Come, educate your eye! Let’s look at two Colonial Revival style homes that will help you recognize this style when you see it.  Many of you are fortunate to know the stories and the people that call these lovely places home. I had to use my imagination. When writing about the homes pictured in this post, I thought of the 1950’s  and the clothes that were worn, the music listened to, and the cars people drove. One doesn’t need the personal details of these homes to fall in love with these architectural treasures in yet another historic district of Rocky Mount. Whether it is a shotgun house, a bungalow, or a Colonial Revival, our cup runneth over with architectural gems.

On the right is an example of a typical Colonial Revival style home found in West Haven. This is the 1951 Robert Walker House at 515 Piedmont Avenue.  This two-story, brick house has a symmetrical three-bay facade with a recessed entrance with sidelights and side panels and a segmental arched wood transom over the door. Note the house is balanced by exterior end chimneys on the side elevations along with one-story wings on each end.

Here is a frame version of the Colonial Revival Style, the 1950 Edgar Joyner House at 322 Piedmont Avenue. A two-story, side gable house with beaded weatherboard siding with typical Revival style details that include dentils at the cornice, a symmetrical three-bay facade, and a pedimented portico supported classical columns.
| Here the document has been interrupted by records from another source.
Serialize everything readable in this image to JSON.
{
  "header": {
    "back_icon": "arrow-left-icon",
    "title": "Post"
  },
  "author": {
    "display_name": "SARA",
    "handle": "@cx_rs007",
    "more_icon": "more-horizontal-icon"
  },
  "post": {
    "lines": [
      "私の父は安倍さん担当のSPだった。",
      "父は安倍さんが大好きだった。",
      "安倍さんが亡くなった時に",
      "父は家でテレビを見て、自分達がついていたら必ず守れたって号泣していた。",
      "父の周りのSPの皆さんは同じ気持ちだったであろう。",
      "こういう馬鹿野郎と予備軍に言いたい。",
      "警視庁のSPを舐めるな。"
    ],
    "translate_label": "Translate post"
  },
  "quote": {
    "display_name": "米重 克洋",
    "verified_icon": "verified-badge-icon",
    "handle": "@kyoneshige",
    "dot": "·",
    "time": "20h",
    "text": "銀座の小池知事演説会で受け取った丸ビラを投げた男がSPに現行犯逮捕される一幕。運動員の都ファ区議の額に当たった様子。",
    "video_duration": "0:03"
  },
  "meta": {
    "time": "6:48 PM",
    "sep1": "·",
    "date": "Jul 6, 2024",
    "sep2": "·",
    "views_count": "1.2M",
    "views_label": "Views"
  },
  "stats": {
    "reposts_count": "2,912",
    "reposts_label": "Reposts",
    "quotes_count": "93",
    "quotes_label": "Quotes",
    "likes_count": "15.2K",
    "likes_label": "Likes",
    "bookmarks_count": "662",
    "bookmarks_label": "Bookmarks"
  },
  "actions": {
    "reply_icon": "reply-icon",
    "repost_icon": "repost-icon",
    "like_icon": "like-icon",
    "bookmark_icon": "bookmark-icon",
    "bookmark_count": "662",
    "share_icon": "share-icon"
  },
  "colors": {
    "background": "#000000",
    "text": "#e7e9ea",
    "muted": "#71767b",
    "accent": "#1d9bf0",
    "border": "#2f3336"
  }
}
A one-story addition includes a side sun porch.

TOMORROW: Seeing the Beauty of West Haven through its Architecture – Part 2